§ What you will do
Write each entry out once more, please, precisely as shown.

§ Available data
++++++++++
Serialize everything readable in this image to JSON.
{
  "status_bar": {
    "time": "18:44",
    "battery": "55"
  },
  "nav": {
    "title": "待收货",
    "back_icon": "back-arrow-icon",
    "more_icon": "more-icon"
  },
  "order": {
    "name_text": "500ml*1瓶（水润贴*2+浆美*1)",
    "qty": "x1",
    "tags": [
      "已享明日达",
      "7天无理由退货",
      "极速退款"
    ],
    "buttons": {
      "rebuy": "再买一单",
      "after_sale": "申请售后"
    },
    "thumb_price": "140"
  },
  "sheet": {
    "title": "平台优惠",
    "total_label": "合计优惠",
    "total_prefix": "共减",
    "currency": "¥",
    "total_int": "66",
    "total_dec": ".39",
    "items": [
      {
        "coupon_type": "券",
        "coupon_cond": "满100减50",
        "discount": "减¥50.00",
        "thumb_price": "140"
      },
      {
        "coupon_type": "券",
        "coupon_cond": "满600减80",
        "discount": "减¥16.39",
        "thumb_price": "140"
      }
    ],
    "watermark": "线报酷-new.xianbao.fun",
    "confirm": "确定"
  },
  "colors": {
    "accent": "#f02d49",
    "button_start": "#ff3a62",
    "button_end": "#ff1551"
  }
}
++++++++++
§ Result of this exercise
Serialize everything readable in this image to JSON.
{
  "status_bar": {
    "time": "18:44",
    "battery": "55"
  },
  "nav": {
    "title": "待收货",
    "back_icon": "back-arrow-icon",
    "more_icon": "more-icon"
  },
  "order": {
    "name_text": "500ml*1瓶（水润贴*2+浆美*1)",
    "qty": "x1",
    "tags": [
      "已享明日达",
      "7天无理由退货",
      "极速退款"
    ],
    "buttons": {
      "rebuy": "再买一单",
      "after_sale": "申请售后"
    },
    "thumb_price": "140"
  },
  "sheet": {
    "title": "平台优惠",
    "total_label": "合计优惠",
    "total_prefix": "共减",
    "currency": "¥",
    "total_int": "66",
    "total_dec": ".39",
    "items": [
      {
        "coupon_type": "券",
        "coupon_cond": "满100减50",
        "discount": "减¥50.00",
        "thumb_price": "140"
      },
      {
        "coupon_type": "券",
        "coupon_cond": "满600减80",
        "discount": "减¥16.39",
        "thumb_price": "140"
      }
    ],
    "watermark": "线报酷-new.xianbao.fun",
    "confirm": "确定"
  },
  "colors": {
    "accent": "#f02d49",
    "button_start": "#ff3a62",
    "button_end": "#ff1551"
  }
}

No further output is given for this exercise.